For decades, scientists have struggled to develop a comprehensive census of cell types in the brain. Now, in a pair of companion papers, researchers at Columbia’s Mortimer B. Zuckerman Mind Brain Behavior Institute describe powerful new approaches to systematically identify individual classes of brain cells, in the spinal cord.
Read CTV Executive Director Orin Herskowitz's letter from our March 2016 newsletter.
Professors Keren Bergman, Michal Lipson, and Matei Ciocarlie recently won NASA research grants, worth up to $500,000 over two to three years for research and development.
When hearing loss becomes so severe that hearing aids no longer help, a cochlear implant not only amplifies sounds but also lets people hear speech clearly. Music is a different story.
Columbia University scientists have developed a new optical technique to study how information is transmitted in the brains of mice.
Several research groups from Columbia Engineering are teaming up with NYC Media Lab and Verizon to advance their projects in media technologies.
Three Columbia Engineering professors—Matei Ciocarlie (Mechanical Engineering), Roxana Geambasu (Computer Science), and Daniel Hsu (Computer Science)—have won 2016 Sloan Research Fellowships.
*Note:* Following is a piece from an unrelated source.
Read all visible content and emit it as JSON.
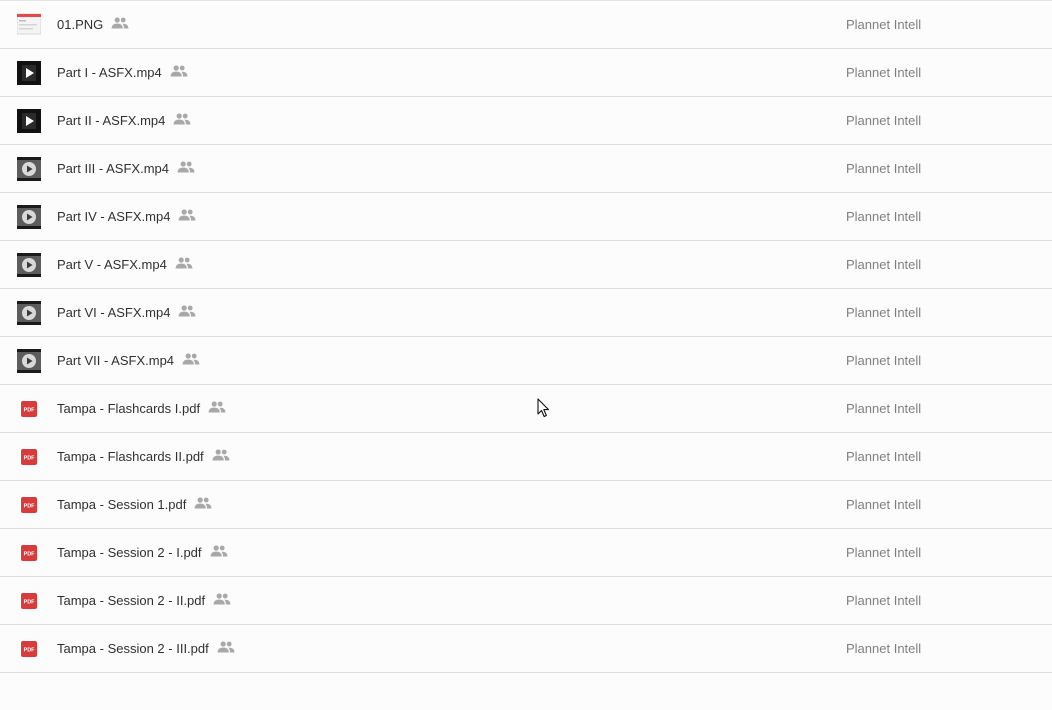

Research done by professors and their grad students in U.S. universities labs are being turned into commercial products and life saving drugs and devices thanks to an act of Congress – and the efforts of technology transfer offices in schools like Stanford and Columbia.

Researchers have successfully disrupted a genetic chain of events in a mouse model of schizophrenia and reversed memory deficits, one of the disorder’s most difficult-to-treat symptoms.